BEGIN The data
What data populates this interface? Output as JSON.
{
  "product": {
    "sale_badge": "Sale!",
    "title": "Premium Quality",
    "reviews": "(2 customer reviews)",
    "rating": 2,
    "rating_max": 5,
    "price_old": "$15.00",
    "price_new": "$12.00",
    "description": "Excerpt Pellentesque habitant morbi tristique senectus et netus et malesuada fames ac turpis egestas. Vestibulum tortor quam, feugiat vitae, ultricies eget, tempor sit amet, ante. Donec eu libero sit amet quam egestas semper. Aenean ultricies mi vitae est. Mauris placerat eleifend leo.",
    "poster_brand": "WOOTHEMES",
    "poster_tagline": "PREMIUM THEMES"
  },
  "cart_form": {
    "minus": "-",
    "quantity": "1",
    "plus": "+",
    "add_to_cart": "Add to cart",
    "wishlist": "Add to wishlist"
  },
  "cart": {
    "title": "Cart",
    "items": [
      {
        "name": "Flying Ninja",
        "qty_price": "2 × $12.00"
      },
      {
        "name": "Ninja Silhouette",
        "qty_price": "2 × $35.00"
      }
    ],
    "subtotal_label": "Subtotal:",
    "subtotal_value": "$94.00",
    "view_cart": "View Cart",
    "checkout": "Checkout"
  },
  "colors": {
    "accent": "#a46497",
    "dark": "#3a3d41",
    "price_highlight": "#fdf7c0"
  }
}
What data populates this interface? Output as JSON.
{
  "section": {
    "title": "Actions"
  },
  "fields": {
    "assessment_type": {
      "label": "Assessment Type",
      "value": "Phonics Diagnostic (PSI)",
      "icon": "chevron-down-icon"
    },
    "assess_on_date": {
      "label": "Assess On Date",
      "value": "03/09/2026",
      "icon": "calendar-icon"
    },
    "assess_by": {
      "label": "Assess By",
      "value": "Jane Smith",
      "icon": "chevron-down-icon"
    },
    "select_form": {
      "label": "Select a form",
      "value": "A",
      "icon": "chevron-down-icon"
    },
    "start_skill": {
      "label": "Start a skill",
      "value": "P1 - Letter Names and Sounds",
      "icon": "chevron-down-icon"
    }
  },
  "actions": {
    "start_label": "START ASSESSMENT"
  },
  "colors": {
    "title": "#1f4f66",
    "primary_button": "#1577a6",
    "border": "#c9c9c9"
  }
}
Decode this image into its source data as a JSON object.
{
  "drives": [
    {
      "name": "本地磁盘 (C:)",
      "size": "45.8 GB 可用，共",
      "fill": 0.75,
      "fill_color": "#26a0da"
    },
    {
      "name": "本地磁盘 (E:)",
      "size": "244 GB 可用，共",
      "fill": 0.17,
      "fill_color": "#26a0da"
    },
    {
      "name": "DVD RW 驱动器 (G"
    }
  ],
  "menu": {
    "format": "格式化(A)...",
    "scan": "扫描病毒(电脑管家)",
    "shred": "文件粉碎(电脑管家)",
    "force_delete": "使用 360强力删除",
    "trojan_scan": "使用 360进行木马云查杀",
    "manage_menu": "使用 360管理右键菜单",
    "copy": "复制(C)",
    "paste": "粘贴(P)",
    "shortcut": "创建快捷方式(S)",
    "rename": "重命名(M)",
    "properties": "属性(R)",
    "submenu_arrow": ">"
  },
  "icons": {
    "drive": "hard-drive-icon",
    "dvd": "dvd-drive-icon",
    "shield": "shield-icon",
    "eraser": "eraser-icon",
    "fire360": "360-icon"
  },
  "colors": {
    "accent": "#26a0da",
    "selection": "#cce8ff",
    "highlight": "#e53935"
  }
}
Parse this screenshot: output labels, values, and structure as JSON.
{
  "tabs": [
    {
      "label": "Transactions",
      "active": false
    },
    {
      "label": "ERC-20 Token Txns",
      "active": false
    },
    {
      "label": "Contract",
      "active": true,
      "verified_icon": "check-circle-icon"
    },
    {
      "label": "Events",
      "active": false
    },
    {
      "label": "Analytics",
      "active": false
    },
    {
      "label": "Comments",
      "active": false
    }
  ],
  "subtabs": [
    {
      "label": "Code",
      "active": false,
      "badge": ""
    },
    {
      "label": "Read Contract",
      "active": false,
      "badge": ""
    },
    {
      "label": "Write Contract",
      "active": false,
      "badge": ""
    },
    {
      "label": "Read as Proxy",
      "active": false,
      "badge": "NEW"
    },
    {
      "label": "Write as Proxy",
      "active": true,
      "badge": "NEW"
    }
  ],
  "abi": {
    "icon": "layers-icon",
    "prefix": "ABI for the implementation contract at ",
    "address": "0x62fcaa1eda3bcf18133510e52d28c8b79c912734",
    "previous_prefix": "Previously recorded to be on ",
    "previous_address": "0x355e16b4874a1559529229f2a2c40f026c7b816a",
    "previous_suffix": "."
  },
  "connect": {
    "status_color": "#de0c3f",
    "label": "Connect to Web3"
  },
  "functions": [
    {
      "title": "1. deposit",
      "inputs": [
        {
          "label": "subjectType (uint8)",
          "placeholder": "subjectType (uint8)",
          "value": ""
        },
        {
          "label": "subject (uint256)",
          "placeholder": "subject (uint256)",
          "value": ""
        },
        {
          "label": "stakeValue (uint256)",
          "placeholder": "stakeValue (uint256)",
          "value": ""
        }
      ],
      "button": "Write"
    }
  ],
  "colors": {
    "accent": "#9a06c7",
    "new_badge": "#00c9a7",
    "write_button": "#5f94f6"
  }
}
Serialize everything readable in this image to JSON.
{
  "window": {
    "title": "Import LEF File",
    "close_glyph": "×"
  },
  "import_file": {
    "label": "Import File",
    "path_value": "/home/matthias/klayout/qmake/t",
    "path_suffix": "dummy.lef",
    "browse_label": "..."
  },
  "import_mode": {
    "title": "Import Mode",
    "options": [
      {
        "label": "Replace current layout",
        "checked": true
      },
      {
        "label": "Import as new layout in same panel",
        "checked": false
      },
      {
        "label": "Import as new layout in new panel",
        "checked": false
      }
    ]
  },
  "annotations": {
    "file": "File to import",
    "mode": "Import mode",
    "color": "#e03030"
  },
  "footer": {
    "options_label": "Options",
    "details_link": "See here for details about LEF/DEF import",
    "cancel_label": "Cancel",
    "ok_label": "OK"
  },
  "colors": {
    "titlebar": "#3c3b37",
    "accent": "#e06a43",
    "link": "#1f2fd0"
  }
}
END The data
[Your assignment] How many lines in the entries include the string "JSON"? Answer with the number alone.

[Task result] 5